It’s going to be a hot next few weeks in Louisville, with temperatures projected to reach the upper 80s or 90s almost every day.
Flavio Lehner says to get used to it.
Lehner, a post-doctoral researcher at the National Center for Atmospheric Research, is the author of a study on summer temperature projections. Using climate forecasting data, he and his colleagues found that if carbon dioxide emissions continue on their current pace, it’ll translate to hotter summers for most of the globe.
“Towards the end of this century, under a scenario where we continue emitting greenhouse gas unabated, you will see a very large chance that basically every summer in most parts of the world will be as hot or hotter than the hottest we’ve seen up to date,” Lehner said.
For the years 2061-81, the probability that any summer would be record-setting is about 80 percent, Lehner said, though for some areas, it’s higher. Under another scenario, where greenhouse gas emissions are reduced, the probability drops to 41 percent.

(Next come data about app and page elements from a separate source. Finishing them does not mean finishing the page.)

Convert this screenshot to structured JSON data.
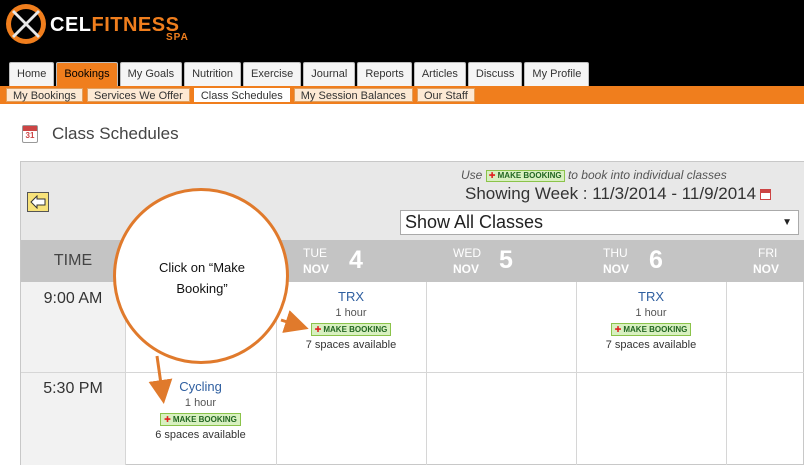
{
  "brand": {
    "main_prefix": "X",
    "main_rest": "CEL",
    "main_accent": "FITNESS",
    "sub": "SPA"
  },
  "tabs": [
    {
      "label": "Home"
    },
    {
      "label": "Bookings",
      "active": true
    },
    {
      "label": "My Goals"
    },
    {
      "label": "Nutrition"
    },
    {
      "label": "Exercise"
    },
    {
      "label": "Journal"
    },
    {
      "label": "Reports"
    },
    {
      "label": "Articles"
    },
    {
      "label": "Discuss"
    },
    {
      "label": "My Profile"
    }
  ],
  "subnav": [
    {
      "label": "My Bookings"
    },
    {
      "label": "Services We Offer"
    },
    {
      "label": "Class Schedules",
      "active": true
    },
    {
      "label": "My Session Balances"
    },
    {
      "label": "Our Staff"
    }
  ],
  "page": {
    "title": "Class Schedules",
    "icon_number": "31"
  },
  "toolbar": {
    "use_prefix": "Use",
    "use_button": "MAKE BOOKING",
    "use_suffix": "to book into individual classes",
    "week": "Showing Week : 11/3/2014 - 11/9/2014",
    "filter_value": "Show All Classes"
  },
  "schedule": {
    "time_header": "TIME",
    "days": [
      {
        "dow": "TUE",
        "mon": "NOV",
        "num": "4"
      },
      {
        "dow": "WED",
        "mon": "NOV",
        "num": "5"
      },
      {
        "dow": "THU",
        "mon": "NOV",
        "num": "6"
      },
      {
        "dow": "FRI",
        "mon": "NOV",
        "num": ""
      }
    ],
    "times": [
      "9:00 AM",
      "5:30 PM"
    ],
    "classes": [
      {
        "name": "TRX",
        "duration": "1 hour",
        "button": "MAKE BOOKING",
        "spaces": "7 spaces available"
      },
      {
        "name": "TRX",
        "duration": "1 hour",
        "button": "MAKE BOOKING",
        "spaces": "7 spaces available"
      },
      {
        "name": "Cycling",
        "duration": "1 hour",
        "button": "MAKE BOOKING",
        "spaces": "6 spaces available"
      }
    ]
  },
  "annotation": {
    "text": "Click on “Make Booking”",
    "color": "#e07a2c"
  },
  "colors": {
    "accent": "#f07e1d",
    "header_bg": "#000000",
    "link": "#2f5fa0",
    "book_bg": "#d8f0c0"
  }
}
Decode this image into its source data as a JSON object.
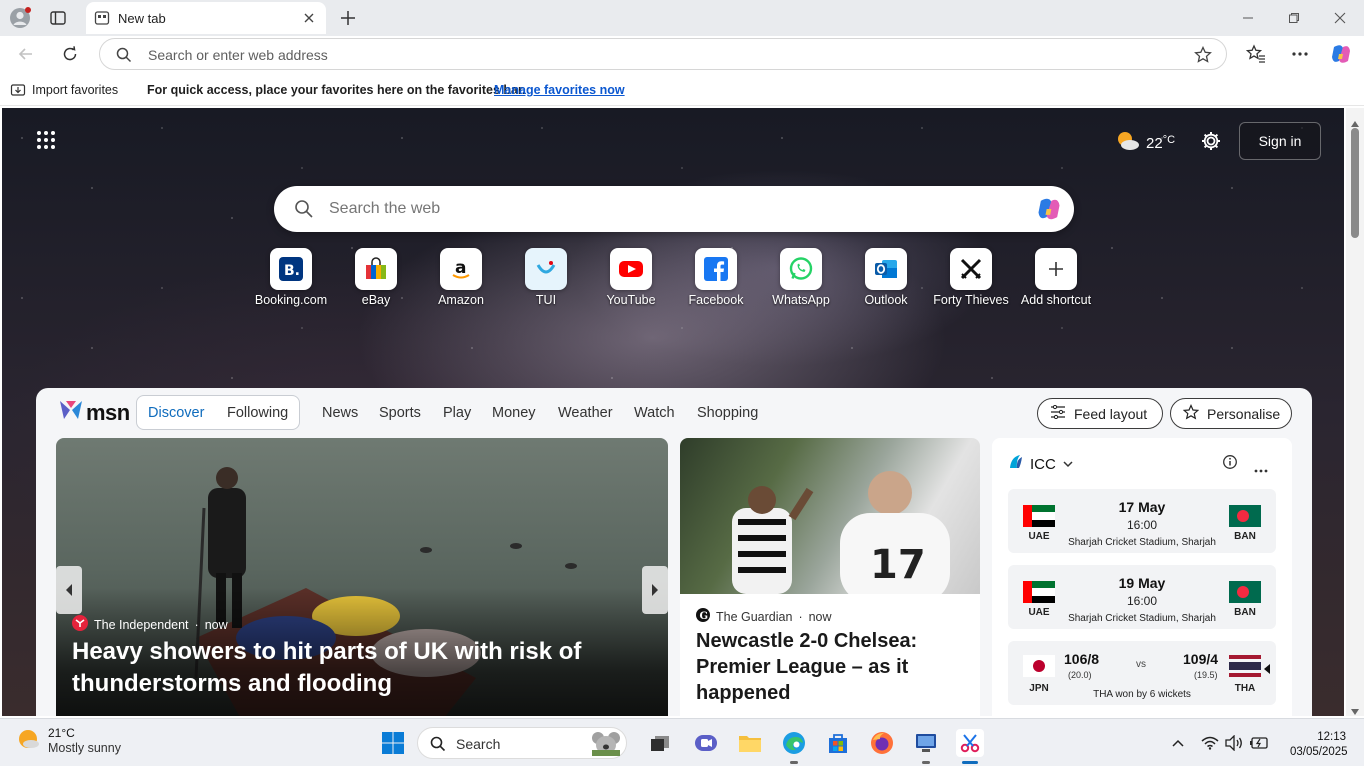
{
  "browser": {
    "tab_title": "New tab",
    "address_placeholder": "Search or enter web address",
    "favorites_bar": {
      "import_label": "Import favorites",
      "message": "For quick access, place your favorites here on the favorites bar.",
      "manage_link": "Manage favorites now"
    }
  },
  "newtab": {
    "weather": {
      "temp": "22",
      "unit": "°C"
    },
    "signin_label": "Sign in",
    "search_placeholder": "Search the web",
    "shortcuts": [
      {
        "label": "Booking.com",
        "icon": "booking-icon"
      },
      {
        "label": "eBay",
        "icon": "ebay-icon"
      },
      {
        "label": "Amazon",
        "icon": "amazon-icon"
      },
      {
        "label": "TUI",
        "icon": "tui-icon"
      },
      {
        "label": "YouTube",
        "icon": "youtube-icon"
      },
      {
        "label": "Facebook",
        "icon": "facebook-icon"
      },
      {
        "label": "WhatsApp",
        "icon": "whatsapp-icon"
      },
      {
        "label": "Outlook",
        "icon": "outlook-icon"
      },
      {
        "label": "Forty Thieves",
        "icon": "forty-thieves-icon"
      },
      {
        "label": "Add shortcut",
        "icon": "plus-icon"
      }
    ]
  },
  "feed": {
    "brand": "msn",
    "tabs": [
      "Discover",
      "Following"
    ],
    "nav": [
      "News",
      "Sports",
      "Play",
      "Money",
      "Weather",
      "Watch",
      "Shopping"
    ],
    "feed_layout_label": "Feed layout",
    "personalise_label": "Personalise",
    "hero": {
      "source": "The Independent",
      "time": "now",
      "title": "Heavy showers to hit parts of UK with risk of thunderstorms and flooding"
    },
    "card2": {
      "source": "The Guardian",
      "time": "now",
      "title": "Newcastle 2-0 Chelsea: Premier League – as it happened"
    },
    "icc": {
      "title": "ICC",
      "matches": [
        {
          "date": "17 May",
          "time": "16:00",
          "venue": "Sharjah Cricket Stadium, Sharjah",
          "team1": "UAE",
          "team2": "BAN"
        },
        {
          "date": "19 May",
          "time": "16:00",
          "venue": "Sharjah Cricket Stadium, Sharjah",
          "team1": "UAE",
          "team2": "BAN"
        }
      ],
      "result": {
        "team1": "JPN",
        "score1": "106/8",
        "overs1": "(20.0)",
        "vs": "vs",
        "team2": "THA",
        "score2": "109/4",
        "overs2": "(19.5)",
        "summary": "THA won by 6 wickets"
      }
    }
  },
  "taskbar": {
    "weather_temp": "21°C",
    "weather_desc": "Mostly sunny",
    "search_label": "Search",
    "time": "12:13",
    "date": "03/05/2025"
  },
  "colors": {
    "accent": "#0f6cbd",
    "link": "#0b57d0",
    "youtube": "#ff0000",
    "facebook": "#1877f2",
    "whatsapp": "#25d366"
  }
}
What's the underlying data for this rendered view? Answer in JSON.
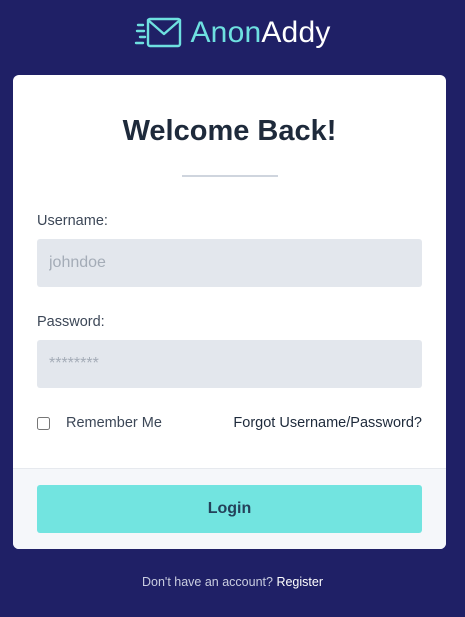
{
  "brand": {
    "name_part1": "Anon",
    "name_part2": "Addy",
    "icon": "envelope-icon",
    "accent_color": "#6ee0e0",
    "background_color": "#1f2066"
  },
  "login_card": {
    "title": "Welcome Back!",
    "username": {
      "label": "Username:",
      "value": "",
      "placeholder": "johndoe"
    },
    "password": {
      "label": "Password:",
      "value": "",
      "placeholder": "********"
    },
    "remember_me": {
      "label": "Remember Me",
      "checked": false
    },
    "forgot_link": "Forgot Username/Password?",
    "login_button": "Login",
    "login_button_color": "#72e4e0"
  },
  "footer": {
    "prompt": "Don't have an account?",
    "register_link": "Register"
  }
}
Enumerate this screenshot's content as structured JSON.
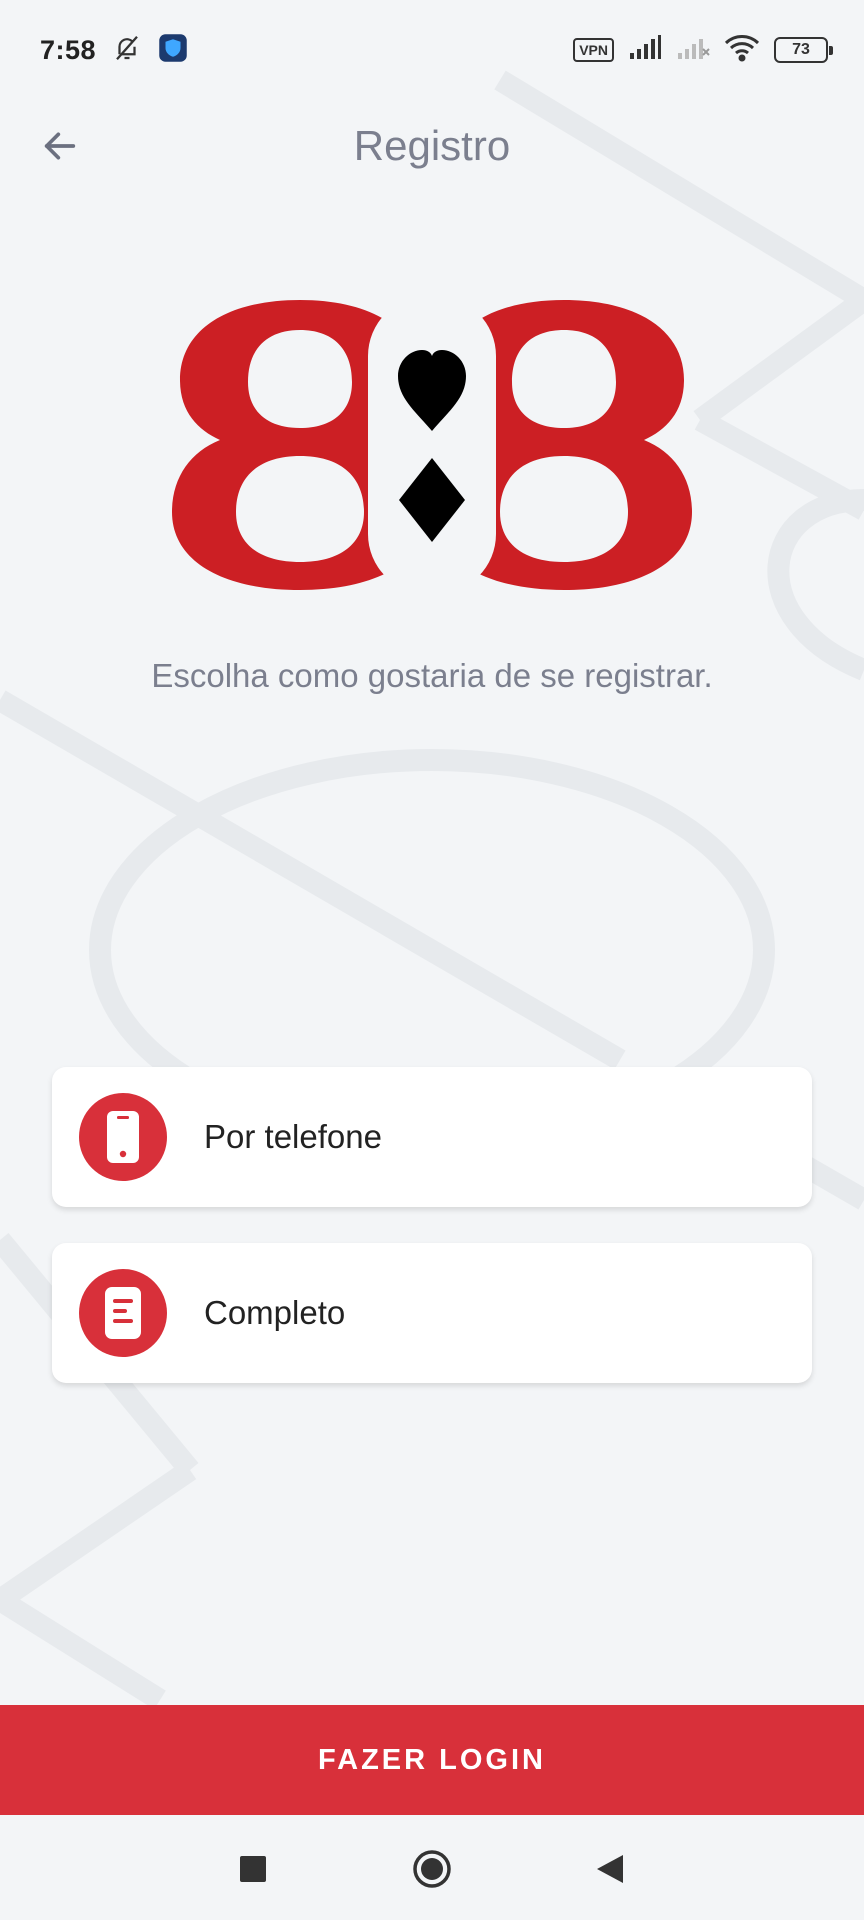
{
  "status_bar": {
    "time": "7:58",
    "vpn": "VPN",
    "battery": "73",
    "icons": [
      "bell-off-icon",
      "shield-app-icon",
      "signal-icon",
      "signal-off-icon",
      "wifi-icon",
      "battery-icon"
    ]
  },
  "header": {
    "title": "Registro",
    "back_icon": "arrow-left-icon"
  },
  "logo": {
    "digit": "8",
    "suits": [
      "heart",
      "diamond"
    ],
    "color": "#cc1f24"
  },
  "subtitle": "Escolha como gostaria de se registrar.",
  "options": [
    {
      "label": "Por telefone",
      "icon": "phone-icon"
    },
    {
      "label": "Completo",
      "icon": "document-icon"
    }
  ],
  "login_button": {
    "label": "FAZER LOGIN"
  },
  "nav": {
    "icons": [
      "square-recents-icon",
      "circle-home-icon",
      "triangle-back-icon"
    ]
  },
  "colors": {
    "accent": "#d8303a",
    "background": "#f3f5f7",
    "title": "#7b7f8e"
  }
}
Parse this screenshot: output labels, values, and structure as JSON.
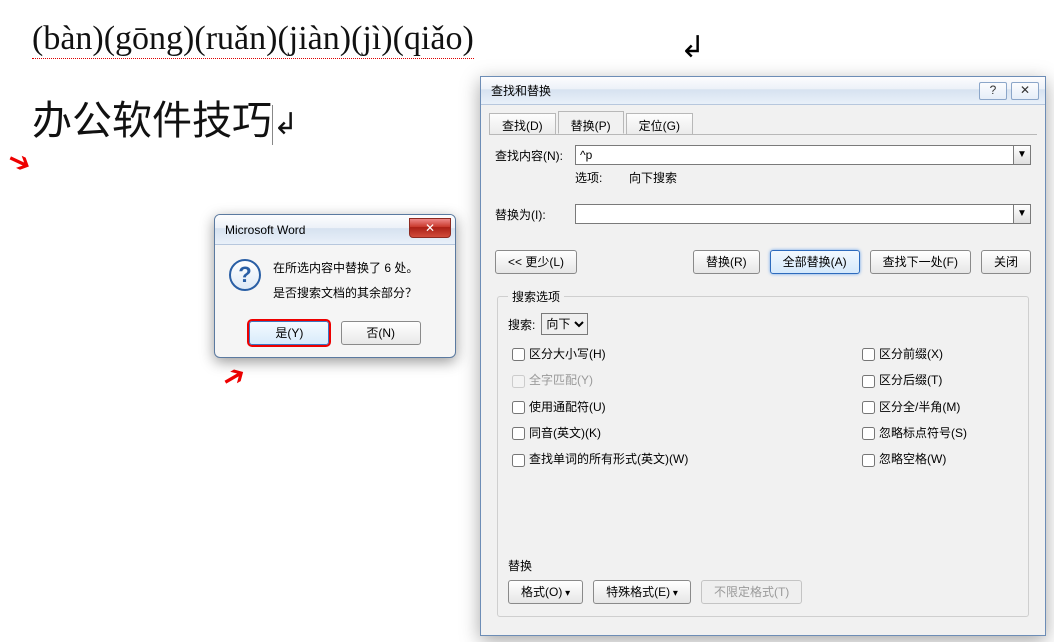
{
  "document": {
    "pinyin": "(bàn)(gōng)(ruǎn)(jiàn)(jì)(qiǎo)",
    "hanzi": "办公软件技巧"
  },
  "alert": {
    "title": "Microsoft Word",
    "msg1": "在所选内容中替换了 6 处。",
    "msg2": "是否搜索文档的其余部分？",
    "yes": "是(Y)",
    "no": "否(N)",
    "close": "✕"
  },
  "fr": {
    "title": "查找和替换",
    "help": "?",
    "close": "✕",
    "tab_find": "查找(D)",
    "tab_replace": "替换(P)",
    "tab_goto": "定位(G)",
    "find_label": "查找内容(N):",
    "find_value": "^p",
    "opt_label": "选项:",
    "opt_value": "向下搜索",
    "replace_label": "替换为(I):",
    "replace_value": "",
    "btn_less": "<< 更少(L)",
    "btn_replace": "替换(R)",
    "btn_replace_all": "全部替换(A)",
    "btn_find_next": "查找下一处(F)",
    "btn_close": "关闭",
    "fs_title": "搜索选项",
    "search_label": "搜索:",
    "search_value": "向下",
    "chk_case": "区分大小写(H)",
    "chk_whole": "全字匹配(Y)",
    "chk_wild": "使用通配符(U)",
    "chk_sound": "同音(英文)(K)",
    "chk_forms": "查找单词的所有形式(英文)(W)",
    "chk_prefix": "区分前缀(X)",
    "chk_suffix": "区分后缀(T)",
    "chk_fullhalf": "区分全/半角(M)",
    "chk_punct": "忽略标点符号(S)",
    "chk_space": "忽略空格(W)",
    "grp_replace": "替换",
    "btn_format": "格式(O)",
    "btn_special": "特殊格式(E)",
    "btn_noformat": "不限定格式(T)"
  }
}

Lehner said that’s the silver lining of the study.
“Obviously, we found an uncomfortable and very high risk of seeing these very hot summers on a regular basis in the future,” he said. “But we also saw that by mitigating some of this warming by reducing emissions, we could actually show that in particular regions where a lot of people live, those regions can see a strong reduction of this.”
He noted that the “greenhouse gas reduction” scenario he used is a pretty moderate scenario, and one that wouldn’t even limit the planet’s warming to 2 degrees Celsius. That’s the limit many scientists are advocating. But the summer heat benefits of these potential emissions cuts wouldn’t be spread evenly.
Instead, Lehner found that some areas — including the U.S. East Coast — would still have a 90 percent chance of being as hot or hotter than record summers, even if carbon dioxide emissions are reduced. But there will be substantial benefits in places like Brazil, central Europe and eastern China.
Besides making some areas of the Earth very uncomfortable in the summer, Lehner said such high temperatures would likely affect agriculture and health.